Lately there has been increasing media focus on the website glitches associated with the federal rollout of the Affordable Care Act. But notwithstanding Republican governors' intransigence in implementing the new law, it would be enlightening to point out the many successes so far. Indeed, states such as Washington, Oregon, California, New York, Rhode Island and Kentucky all report predominately glitch-free roll outs.
In Kentucky, Gov. Steve Beshear has embraced a statewide health exchange, Kynect. In the first day and a half Kynect processed more than 10,000 applications. Further, so-called "Kynectors" were contracted to educate the public about the various health plans available. This is hard evidence that an ounce of cooperation can reap a pound of results.
Yet, since Obamacare's roll-out, there have been no shortage of detractors on the right. It is akin to a religious fervor. Right now, 36 states, mostly Republican-controlled, have opted to let the federal government run the exchanges; and not surprisingly, this has put an overwrought burden on the rollout.
A case in point is the scorched-earth health care policy of Texas, which boasts the largest number of uninsured in the nation. Texas has refused to expand Medicaid, as have Tennessee lawmakers.

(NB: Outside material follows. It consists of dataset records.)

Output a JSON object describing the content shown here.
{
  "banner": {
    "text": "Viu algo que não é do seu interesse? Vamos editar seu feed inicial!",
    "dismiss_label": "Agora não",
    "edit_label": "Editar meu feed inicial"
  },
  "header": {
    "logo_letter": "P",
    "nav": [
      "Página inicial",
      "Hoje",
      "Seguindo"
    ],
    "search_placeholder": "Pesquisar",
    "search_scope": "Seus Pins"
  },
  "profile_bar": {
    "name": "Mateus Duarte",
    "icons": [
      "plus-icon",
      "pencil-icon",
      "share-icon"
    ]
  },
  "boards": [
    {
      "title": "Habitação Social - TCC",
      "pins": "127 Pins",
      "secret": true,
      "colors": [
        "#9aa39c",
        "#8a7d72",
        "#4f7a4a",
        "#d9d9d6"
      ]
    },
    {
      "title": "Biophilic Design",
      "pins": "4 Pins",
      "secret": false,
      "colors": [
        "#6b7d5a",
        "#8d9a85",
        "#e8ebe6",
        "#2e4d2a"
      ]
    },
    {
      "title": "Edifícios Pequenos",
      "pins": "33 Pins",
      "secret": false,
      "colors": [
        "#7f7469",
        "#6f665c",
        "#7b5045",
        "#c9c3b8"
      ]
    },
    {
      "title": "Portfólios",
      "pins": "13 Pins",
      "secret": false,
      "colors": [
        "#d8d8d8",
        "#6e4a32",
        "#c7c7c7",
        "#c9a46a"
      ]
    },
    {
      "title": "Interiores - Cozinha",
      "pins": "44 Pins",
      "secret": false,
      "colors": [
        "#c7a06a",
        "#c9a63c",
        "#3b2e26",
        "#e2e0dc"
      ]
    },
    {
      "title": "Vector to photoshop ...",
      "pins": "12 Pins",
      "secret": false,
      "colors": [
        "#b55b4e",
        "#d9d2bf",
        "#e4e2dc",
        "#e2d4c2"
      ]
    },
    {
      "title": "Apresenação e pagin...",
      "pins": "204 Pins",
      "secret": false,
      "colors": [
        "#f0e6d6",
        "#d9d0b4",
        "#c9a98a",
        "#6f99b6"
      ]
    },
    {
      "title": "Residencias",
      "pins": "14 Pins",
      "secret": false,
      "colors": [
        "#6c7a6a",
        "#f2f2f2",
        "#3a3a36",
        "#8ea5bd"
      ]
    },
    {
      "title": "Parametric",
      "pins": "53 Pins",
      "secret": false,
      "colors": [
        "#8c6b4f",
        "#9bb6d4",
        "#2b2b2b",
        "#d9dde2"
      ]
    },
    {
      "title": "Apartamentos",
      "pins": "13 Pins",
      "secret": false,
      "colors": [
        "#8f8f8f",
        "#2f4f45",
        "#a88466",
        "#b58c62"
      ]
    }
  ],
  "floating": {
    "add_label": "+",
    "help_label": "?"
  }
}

By refusing federal funding which pays for virtually all Medicaid expansion for the first three years, Tennessee has short-changed thousands of its low-wage citizens. So what, you may ask, is going on in the state office? Is ideology trumping reason? My message to those who might qualify for expanded Medicaid is this: "Sorry, you can't get treatment - Nashville doesn't like Obama."

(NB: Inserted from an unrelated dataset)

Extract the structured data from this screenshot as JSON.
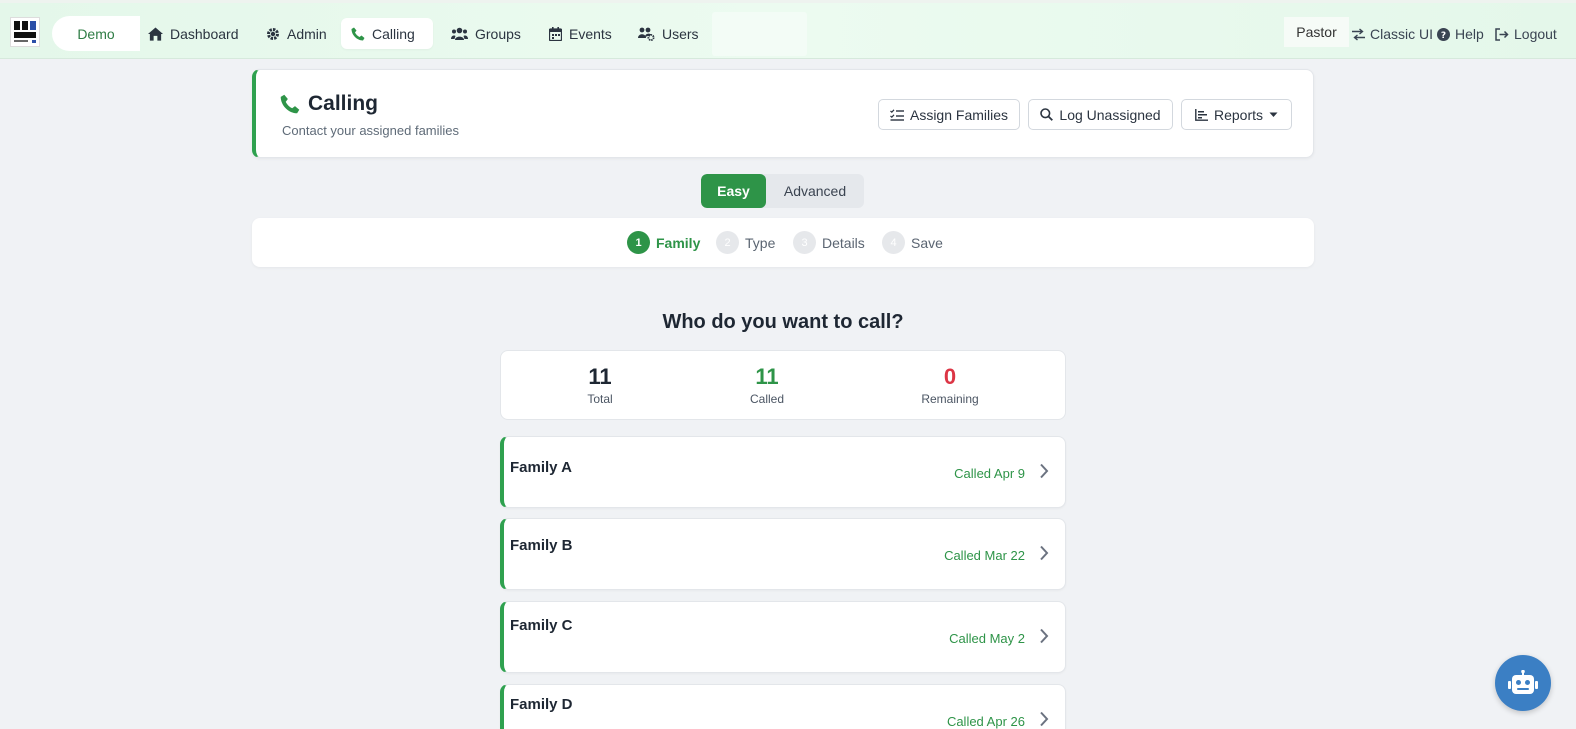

So what in the world is going on? Surely, loving Obama should not be the prerequisite for doing the right thing. I mean here you have Sen. Ted Cruz, R-Texas, the self-appointed assassin of Obamacare, claiming to be a man of the people. Let me point out again: Texas has the highest number of uninsured.
A Texas cancer patient whose health insurance policy has just been canceled might ask: "What has the tea party done for me lately?"
Unfortunately for the GOP - and Tennessee - hostility toward Obamacare is considered smart politics.
Recently, I talked with an uninsured waitress who works at a small restaurant and before could not get affordable insurance. She told me how thrilled she was at completing her application online. She awaits the Jan. 1 coverage start date.
As a retired state employee of 25 years, I was fortunate to have good health insurance, and now I am fortunate to have Medicare. But my grandfather used to tell me how Republicans fought tooth and nail to forestall the implementation of Social Security, just as they do now with Obamacare. As happy as I am now to be able to go to a doctor when I need to, I am at the same time deeply saddened by those opposing health care for all. I am reminded of the Golden Rule: Do unto others as you would have them do unto you.
Mike C. Bodine is a retired state employee and Vietnam veteran living in East Ridge.